Building Brains, Holding Hearts, Seeing Souls
By Rabbi Laura Novak Winer, Ed.D.
Director, Master of Educational Leadership Program
January 25, 2024
Once upon a time, when a younger me was making decisions about my career goals, a Jewish professional advised me, “If you want parents to call you with questions about carpool, become a Jewish educator; but if you want parents and children to reach out to you when they are confronting big Jewish questions, become a rabbi.” While this may have been a semi-reasonable distinction 30+ years ago (though I don’t believe it was!), it is far from the reality of what it means to be Jewish educational leader today. We Jewish educators are in the business of nurturing and guiding our learners, our teachers and faculty, and our community members to become their whole selves. This requires us to create sacred relationships. This requires us to become equipped with a variety of pastoral resources, skills, and mindsets to draw upon when those individuals come to us with spiritual needs, existential questions, and moral dilemmas.
In the last 3+ years, beginning with the pandemic, and now amid the Israel-Hamas war and the skyrocketing rates of antisemitism, we are tending even more to the pastoral needs of our community members. They are pondering deeply challenging and existential questions, in addition to the accompanying, dare I say, routine, social, emotional, and spiritual (SESL) challenges of today. We hold our communities through the pain and fear of mass shootings and other forms of violence. We are first responders for parents and children facing antisemitism or bullying at school or in their child’s extracurricular activities. We work in partnership with our clergy colleagues – or sometimes on our own – to create spaces for prayer and reflection. We design, redesign, and redesign again, learning experiences that are responsive to the SESL needs of today, and at the same time hold faculty in their own struggles, personal and professional, as they strive to put into effect these new learning experiences.
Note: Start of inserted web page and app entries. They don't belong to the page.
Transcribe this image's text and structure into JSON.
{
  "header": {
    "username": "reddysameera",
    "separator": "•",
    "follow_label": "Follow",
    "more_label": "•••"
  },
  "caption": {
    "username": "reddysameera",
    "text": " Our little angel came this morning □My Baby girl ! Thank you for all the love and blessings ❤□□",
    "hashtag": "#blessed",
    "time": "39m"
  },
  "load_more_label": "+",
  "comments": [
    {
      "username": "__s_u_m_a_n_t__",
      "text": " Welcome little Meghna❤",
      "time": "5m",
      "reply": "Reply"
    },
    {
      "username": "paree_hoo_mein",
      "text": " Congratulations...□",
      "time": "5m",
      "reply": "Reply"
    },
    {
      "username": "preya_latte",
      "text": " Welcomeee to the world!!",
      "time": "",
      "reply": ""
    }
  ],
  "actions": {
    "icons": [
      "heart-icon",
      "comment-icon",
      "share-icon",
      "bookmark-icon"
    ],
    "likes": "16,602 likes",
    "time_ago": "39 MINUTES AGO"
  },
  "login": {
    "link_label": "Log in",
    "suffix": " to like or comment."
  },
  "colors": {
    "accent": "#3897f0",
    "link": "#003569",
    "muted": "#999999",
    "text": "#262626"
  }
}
Many of these moves require us to see ourselves not only as educators but also as pastors. As educators, we may or may not have conventional training in pastoral care. The rabbis, cantors, social workers, and mental health professionals in our midst generally receive that education in their graduate training. But we are not fully ill-equipped.
We know that for people to find in Judaism guidance for how to live out their lives, we need to attend to and nurture their whole being. As Dorothy Gale of Kansas is to the Scarecrow, the Tin Man, and the Lion, we Jewish educators build brains, hold hearts, and see souls. We do that by:
My dear colleagues, on behalf of the thousands of souls you teach, lead, guide, and support, I thank you. Thank you for being there. Thank you for the late nights of planning and replanning. Thank you for the innumerable phone calls and text messages, checking in on teachers, parents, teens. Thank you for the one-on-one meetings, the calls to the school districts, the sharing of resources and new ideas. Yes, you are surely helping parents create carpools, and running to Costco for snacks, and setting up tables and chairs for the next program. And you are there for each and every one of your people in their moments of fear and joy, of confusion and curiosity, ready to hear their questions, and to help them find their answers.